Cooperative Ecosystem Study Units
Cooperative Ecosystem Study Units (CESU) are a national consortium of federal agencies, tribes, academic and research institutions, state and local governments, nongovernmental conservation organizations, and other partners that was established to provide research, technical assistance, and education for resource and environmental managers. Natural, cultural, and social sciences are included. There are currently 17 CESUs across the United States.
All government vacancy announcements are posted on USAJOBS
Improving Your Chances Of Getting Hired
Get Familiar with USAJobs and Save Searches
All government positions are posted to USAJobs. Save searches to get notified when certain positions are available. Many postings are open for less than two weeks and may close before the deadline if they reach the maximum number of applicants.
Get the Experience
Experience in your field of expertise and with the general public, various land-managing agencies, companies, and organizations is recommended.
Be Flexible on the Job Title and Location

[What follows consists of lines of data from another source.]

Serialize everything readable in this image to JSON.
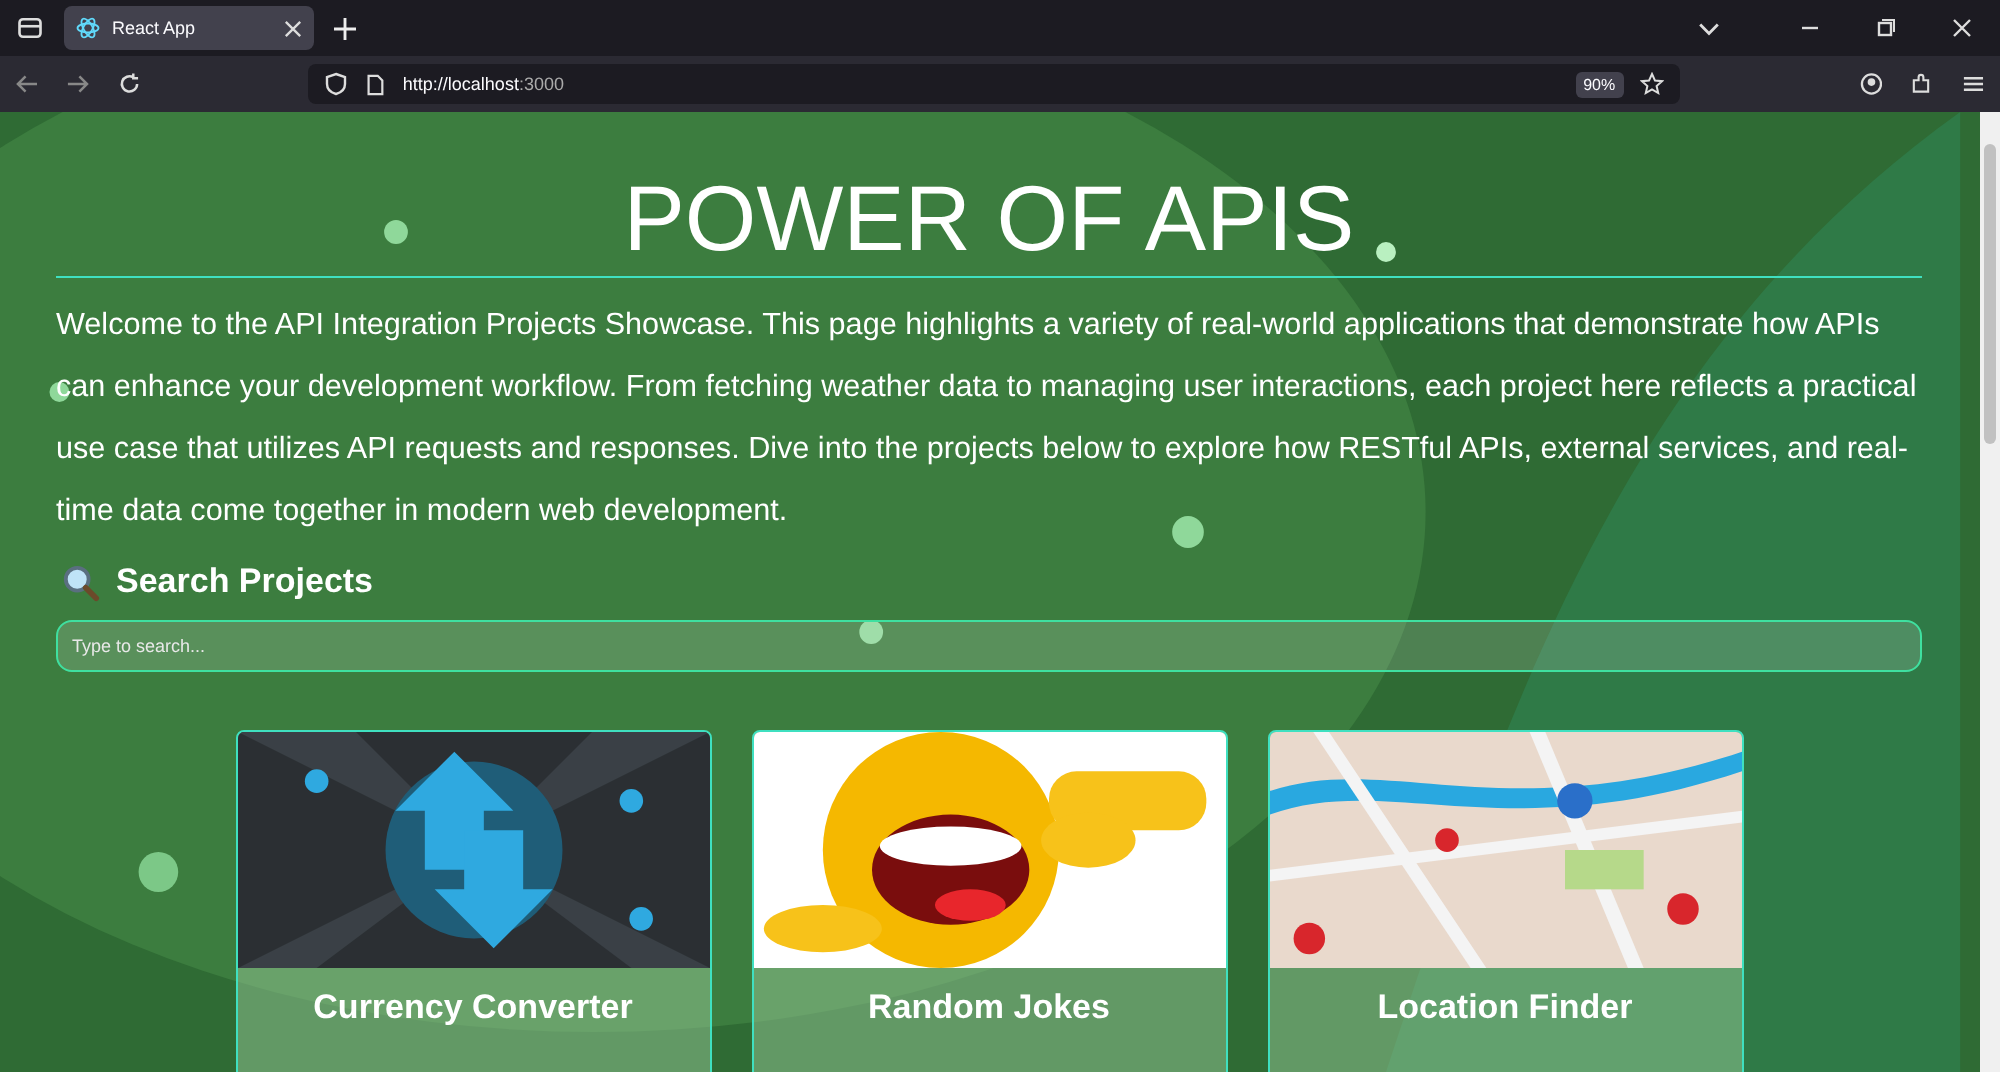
{
  "browser": {
    "tab": {
      "title": "React App",
      "selected": true
    },
    "url_host": "http://localhost",
    "url_port": ":3000",
    "zoom": "90%"
  },
  "page": {
    "title": "POWER OF APIS",
    "intro": "Welcome to the API Integration Projects Showcase. This page highlights a variety of real-world applications that demonstrate how APIs can enhance your development workflow. From fetching weather data to managing user interactions, each project here reflects a practical use case that utilizes API requests and responses. Dive into the projects below to explore how RESTful APIs, external services, and real-time data come together in modern web development.",
    "search_heading": "Search Projects",
    "search": {
      "placeholder": "Type to search..."
    },
    "projects": [
      {
        "title": "Currency Converter"
      },
      {
        "title": "Random Jokes"
      },
      {
        "title": "Location Finder"
      }
    ]
  }
}
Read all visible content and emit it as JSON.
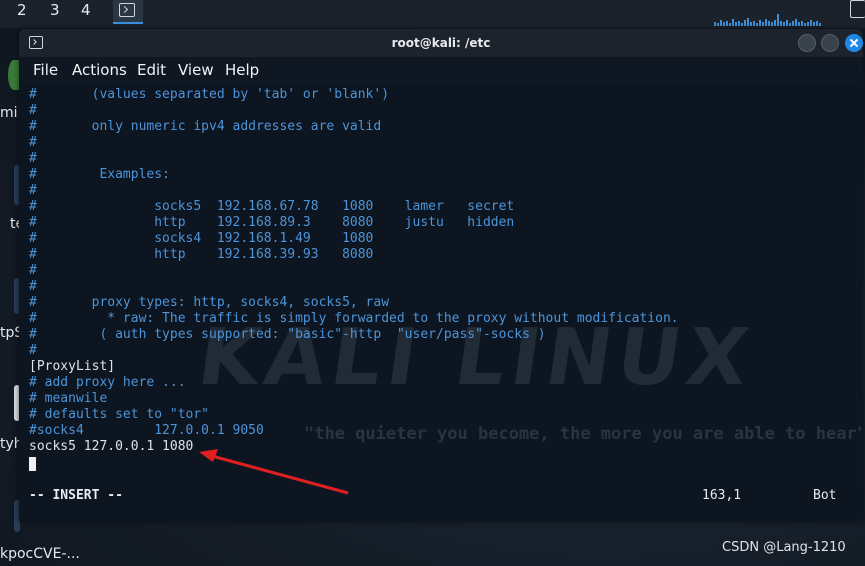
{
  "taskbar": {
    "workspaces": [
      "2",
      "3",
      "4"
    ],
    "active_app_icon": "terminal-icon"
  },
  "desktop": {
    "labels": [
      "mi",
      "te",
      "tpS",
      "tyh",
      "kpocCVE-..."
    ]
  },
  "window": {
    "title": "root@kali: /etc",
    "menu": [
      "File",
      "Actions",
      "Edit",
      "View",
      "Help"
    ]
  },
  "terminal": {
    "lines": [
      {
        "text": "#       (values separated by 'tab' or 'blank')",
        "kind": "comment"
      },
      {
        "text": "#",
        "kind": "comment"
      },
      {
        "text": "#       only numeric ipv4 addresses are valid",
        "kind": "comment"
      },
      {
        "text": "#",
        "kind": "comment"
      },
      {
        "text": "#",
        "kind": "comment"
      },
      {
        "text": "#        Examples:",
        "kind": "comment"
      },
      {
        "text": "#",
        "kind": "comment"
      },
      {
        "text": "#               socks5  192.168.67.78   1080    lamer   secret",
        "kind": "comment"
      },
      {
        "text": "#               http    192.168.89.3    8080    justu   hidden",
        "kind": "comment"
      },
      {
        "text": "#               socks4  192.168.1.49    1080",
        "kind": "comment"
      },
      {
        "text": "#               http    192.168.39.93   8080",
        "kind": "comment"
      },
      {
        "text": "#",
        "kind": "comment"
      },
      {
        "text": "#",
        "kind": "comment"
      },
      {
        "text": "#       proxy types: http, socks4, socks5, raw",
        "kind": "comment"
      },
      {
        "text": "#         * raw: The traffic is simply forwarded to the proxy without modification.",
        "kind": "comment"
      },
      {
        "text": "#        ( auth types supported: \"basic\"-http  \"user/pass\"-socks )",
        "kind": "comment"
      },
      {
        "text": "#",
        "kind": "comment"
      },
      {
        "text": "[ProxyList]",
        "kind": "text"
      },
      {
        "text": "# add proxy here ...",
        "kind": "comment"
      },
      {
        "text": "# meanwile",
        "kind": "comment"
      },
      {
        "text": "# defaults set to \"tor\"",
        "kind": "comment"
      },
      {
        "text": "#socks4         127.0.0.1 9050",
        "kind": "comment"
      },
      {
        "text": "socks5 127.0.0.1 1080",
        "kind": "text"
      }
    ],
    "status_mode": "-- INSERT --",
    "status_position": "163,1",
    "status_scroll": "Bot"
  },
  "watermark": {
    "logo_text": "KALI LINUX",
    "tagline": "\"the quieter you become, the more you are able to hear\""
  },
  "annotation": {
    "arrow_color": "#e02020",
    "credit": "CSDN @Lang-1210"
  },
  "colors": {
    "comment": "#4d94d9",
    "text": "#dde3ea",
    "accent": "#1e88e5"
  }
}
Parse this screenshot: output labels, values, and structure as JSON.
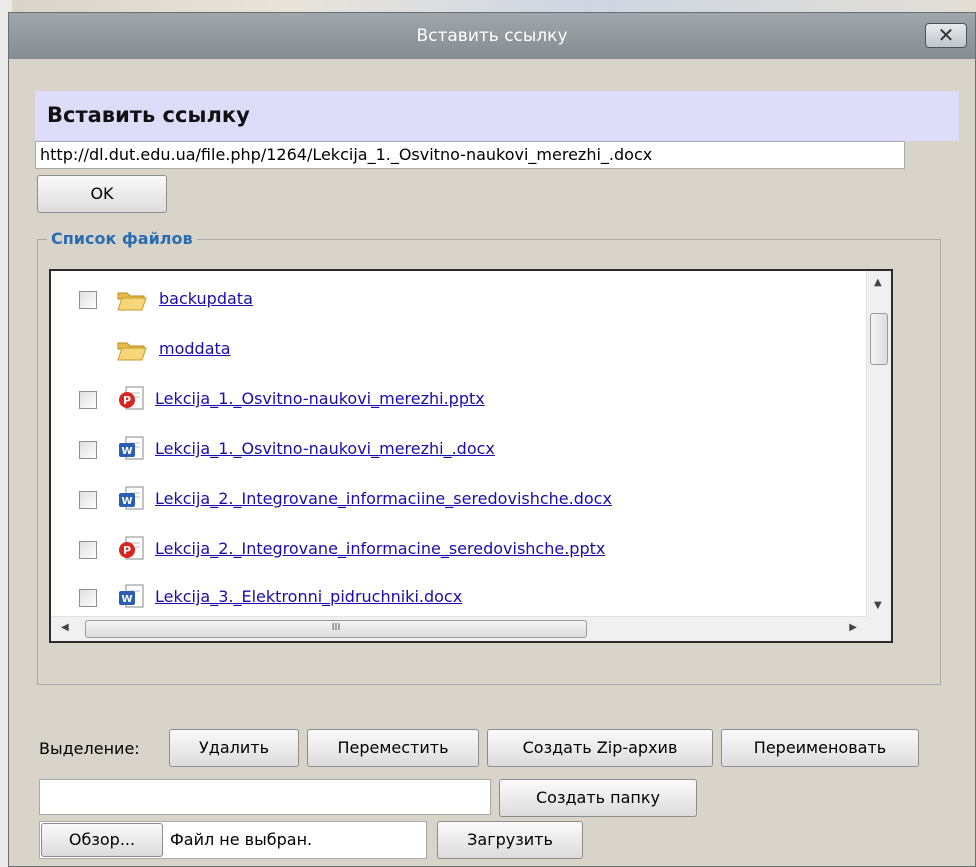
{
  "dialog": {
    "title": "Вставить ссылку",
    "close_label": "✕"
  },
  "insert_link": {
    "heading": "Вставить ссылку",
    "url_value": "http://dl.dut.edu.ua/file.php/1264/Lekcija_1._Osvitno-naukovi_merezhi_.docx",
    "ok_label": "OK"
  },
  "file_list": {
    "legend": "Список файлов",
    "items": [
      {
        "name": "backupdata",
        "type": "folder",
        "checkbox": true
      },
      {
        "name": "moddata",
        "type": "folder",
        "checkbox": false
      },
      {
        "name": "Lekcija_1._Osvitno-naukovi_merezhi.pptx",
        "type": "pptx",
        "checkbox": true
      },
      {
        "name": "Lekcija_1._Osvitno-naukovi_merezhi_.docx",
        "type": "docx",
        "checkbox": true
      },
      {
        "name": "Lekcija_2._Integrovane_informaciine_seredovishche.docx",
        "type": "docx",
        "checkbox": true
      },
      {
        "name": "Lekcija_2._Integrovane_informacine_seredovishche.pptx",
        "type": "pptx",
        "checkbox": true
      },
      {
        "name": "Lekcija_3._Elektronni_pidruchniki.docx",
        "type": "docx",
        "checkbox": true
      }
    ],
    "hscroll_grip": "III"
  },
  "actions": {
    "selection_label": "Выделение:",
    "delete_label": "Удалить",
    "move_label": "Переместить",
    "zip_label": "Создать Zip-архив",
    "rename_label": "Переименовать",
    "folder_name_value": "",
    "create_folder_label": "Создать папку",
    "browse_label": "Обзор...",
    "no_file_label": "Файл не выбран.",
    "upload_label": "Загрузить"
  },
  "colors": {
    "heading_bg": "#ddddfa",
    "legend": "#2a6db0",
    "link": "#1a0dab",
    "titlebar": "#8f969c"
  }
}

Consider applying for positions that are in an agency, discipline, or location that may not be your first choice. Once you have your first federal job you can apply for positions in your chosen career field and location.
Note that the title Park Ranger covers two different kinds of jobs — interpreters (park guides and education specialists) or protection specialists (law enforcement). While these are usually separate positions, sometimes they are combined into one position.
Federal resumes are longer than private industry (~ 3-5 pages for a recent college graduate). List any hiring authorities at the top of your resume. Examples include Veterans Preference, Pathways, Public Land Corps Non-Competitive hiring eligibility (PLC), Direct Hire Authority, Schedule A, etc. Show your qualifications for the position on the first page of your resume. Recent college graduates usually qualify based on education, so list your college and degree before experience.HR specialists reading your resume are not experts in the position you are applying for, so use the same language and keywords from the Job Opportunity Announcement. Thoroughly describe each work or volunteer experience and include quantitative details that substantiate your experience. Volunteering counts as experience so include it in your resume as you would include paid work experience.
Focus on the Application
Don’t underestimate yourself when filling out the online occupational questionnaire. You must rate highly on the questionnaire for your application to be forwarded from HR to the selecting official. Support your responses in your resume.
Don’t limit your skills to only academics or on-the-job experiences. Additional skills may include outdoor activities, operating 4WD vehicles, first aid, CPR, SCUBA, EMT, or wildland fire fighting (Red Card certification); communicating information to the general public, including scientific information to non-scientists, managers, and technical experts, etc.
Include the exact dates of your previous employment. This gives you credit for the time you worked and could bump your pay grade or step.
Be Persistent in Your Job Search
Apply for all the positions that you qualify for and are interested in pursuing. Some positions have hundreds of applicants, while others only have a few.
Research the agency, department, and job announcement.
Be prepared to answer questions about your accomplishments and skills.
Practice specific examples of when you worked as a team, overcame a challenge, used relevant skills, etc.
Wait for a job offer before discussing salary and benefits.
Send a personal thank you note to the interviewer within 24 hours of the interview.